I am not familiar with the topic, I just know that hypervisors (kvm and xen) are used on servers. As I understand it, they allow you to run several operating systems at the same time and scatter iron resources between them. It seems to me that this is convenient for use in a home PC.
Why do I need it?
Firstly, I would like to separate the personal OS from the work OS, because. work affairs constantly intersect with personal ones (browsers, software, projects, documents). At work, for example, it is often necessary to share your screen with employees and constantly think that you would not want to show your files (documents) and personal projects (including databases).
Secondly, when working in the OS for work, I would like to listen to music and use personal accounts (messengers, YouTube, Spotify) without logging in under all this in the working OS and not receiving personal notifications in it. In addition, I would not want to interfere with the configs of git and ssh and other tools that I actively use for personal and work purposes.
Thirdly, it would not be bad, along with the linux-OS, to have Windows running with some kind of toy that will thresh in the background, and I would periodically be distracted by it and then return back to work. It's a blessing, of course, but still. Or maybe some necessary processes will appear on Windows (for example, accounting, with these 1C, rutokens and other bullshit).
There are actually a lot of questions:
- Is it possible to install such virtualization for a home/work PC to run multiple OSes at the same time and switch between them without rebooting the PC, as is the case with grub?
- Will it be possible to combine audio from multiple operating systems, or at least use different audio devices on different operating systems at the same time?
- Will it be possible to share access to the microphone, webcam, bluetooth, wifi and other interfaces?
- How will the resources of the video card be rummaged? Will it be possible to count on simultaneous graphics acceleration in several operating systems (in the absence of graphics in the CPU)?
- How will these guest OSes be managed? Whether it is possible to lift in a host, something like the web server for control through the browser from any OS? Or how does it even happen?
- A little less than half a life has already been lived. According to this, I would like to know if it is possible to count that the remaining life of a non-hereditary administrator will be enough to deal with all these matters, set everything up and also have time to use these benefits?
- Where to dig in the first place, what can be read, etc.?
- Is it really possible to check this?
- In your opinion, will it be convenient to use this, or will such virtualization not be suitable for home purposes?
Hello. As a person who has already lived a little more than half his life, I will try to answer.
8 Real. – But very expensive and very dirty. I wanted to build something similar myself. But basically it turns out that the system is not for you. And you for the system. It takes too much time to design and administer all of this. Actually, for the main work, which in general feeds you, there is less strength left. It's somehow not rational. Although it's a great experience
9 Ultimately, if done, it would be convenient. But I repeat expensive and troublesome. Do not forget that the hardware part i.e. iron must be very powerful. At least two processor Xeons with a lot of memory and a lot of SSD…

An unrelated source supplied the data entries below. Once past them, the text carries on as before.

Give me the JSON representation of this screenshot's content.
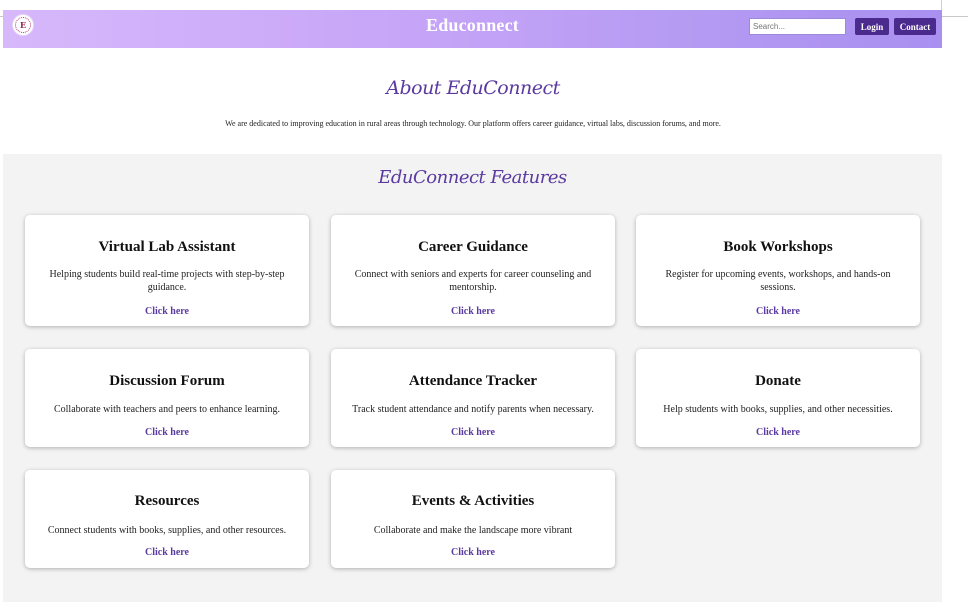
{
  "header": {
    "brand": "Educonnect",
    "logo_icon": "school-seal-icon",
    "search_placeholder": "Search...",
    "login_label": "Login",
    "contact_label": "Contact",
    "gradient_start": "#d7b8fb",
    "gradient_end": "#a98ff0",
    "button_color": "#4a2a8c"
  },
  "about": {
    "title": "About EduConnect",
    "text": "We are dedicated to improving education in rural areas through technology. Our platform offers career guidance, virtual labs, discussion forums, and more."
  },
  "features": {
    "title": "EduConnect Features",
    "link_color": "#5a3aa0",
    "cards": [
      {
        "title": "Virtual Lab Assistant",
        "description": "Helping students build real-time projects with step-by-step guidance.",
        "link": "Click here"
      },
      {
        "title": "Career Guidance",
        "description": "Connect with seniors and experts for career counseling and mentorship.",
        "link": "Click here"
      },
      {
        "title": "Book Workshops",
        "description": "Register for upcoming events, workshops, and hands-on sessions.",
        "link": "Click here"
      },
      {
        "title": "Discussion Forum",
        "description": "Collaborate with teachers and peers to enhance learning.",
        "link": "Click here"
      },
      {
        "title": "Attendance Tracker",
        "description": "Track student attendance and notify parents when necessary.",
        "link": "Click here"
      },
      {
        "title": "Donate",
        "description": "Help students with books, supplies, and other necessities.",
        "link": "Click here"
      },
      {
        "title": "Resources",
        "description": "Connect students with books, supplies, and other resources.",
        "link": "Click here"
      },
      {
        "title": "Events & Activities",
        "description": "Collaborate and make the landscape more vibrant",
        "link": "Click here"
      }
    ]
  }
}
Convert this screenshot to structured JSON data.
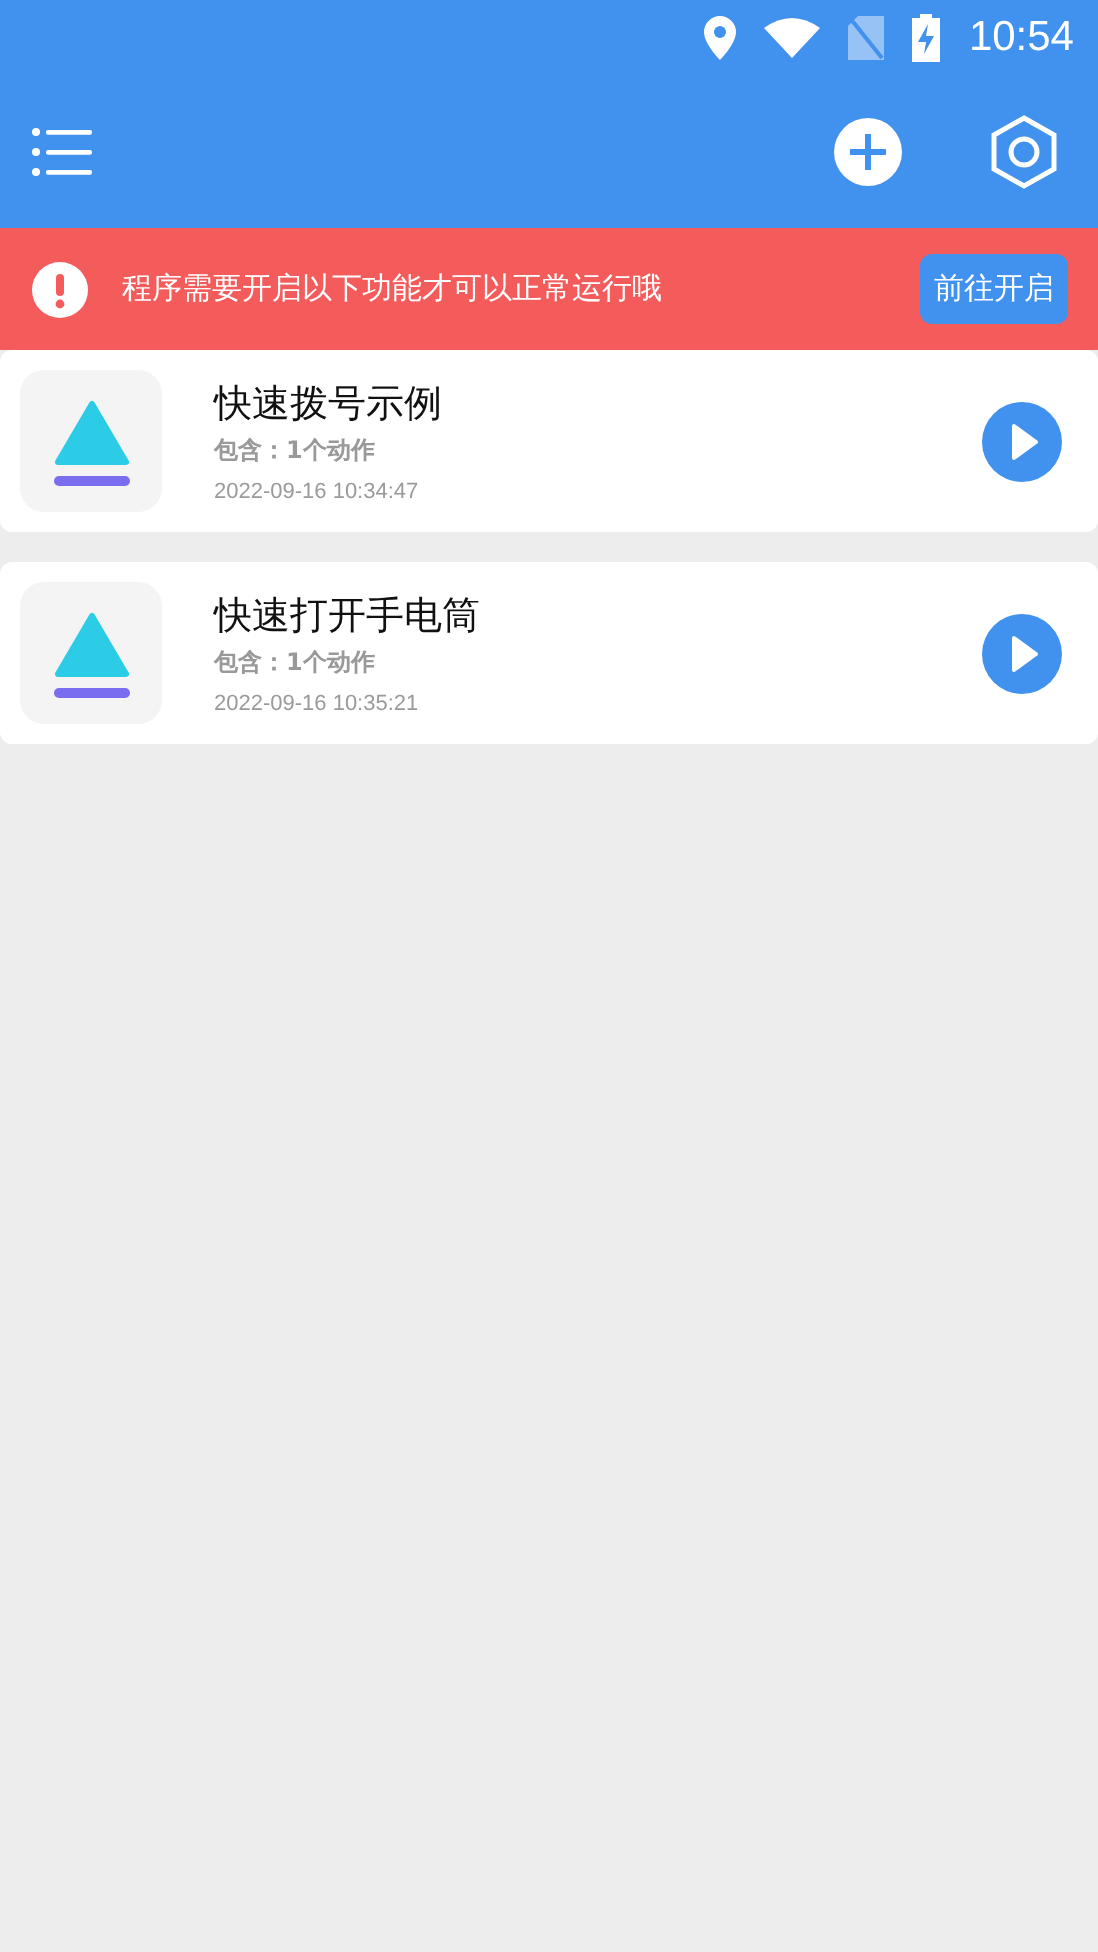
{
  "status_bar": {
    "time": "10:54"
  },
  "notice": {
    "text": "程序需要开启以下功能才可以正常运行哦",
    "button": "前往开启"
  },
  "tasks": [
    {
      "title": "快速拨号示例",
      "summary": "包含：1个动作",
      "created": "2022-09-16 10:34:47"
    },
    {
      "title": "快速打开手电筒",
      "summary": "包含：1个动作",
      "created": "2022-09-16 10:35:21"
    }
  ]
}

7 First, decide what the environment should be. I would look towards hardware virtualization. And then start with this choice, through this good sign .
5 It depends on the choice of virtualization.
4 A lot has been written about the delegation of video card resources. Unfortunately only in foreign languages. Well, or I just did not find it in Russian. And again. The video card must be powerful. Well, there must be several.
3 About joint access at the same time realtime, I have never heard.
2 In my opinion, again in realtime, this can be done through an external mixer. Or I don't own.
The answer to questions 1 and 6, I think, is clear from the answers to the rest. In the comments, in general, in my opinion, the correct answer is already there. virtual box. In most cases, for home, and often for work projects, enough is enough.
And IMHO from personal experience: It happened, and for the last 4 years I have entrenched in this opinion that it is much more convenient to have several cars at home. I have a 10TB Linux file dump with a Plex media server up on it. Station for digitization and second tasks. And the main cheon for work and play. Well, another laptop in the wings. This made it cheaper and easier. But of course it's up to you to decide.
All the best.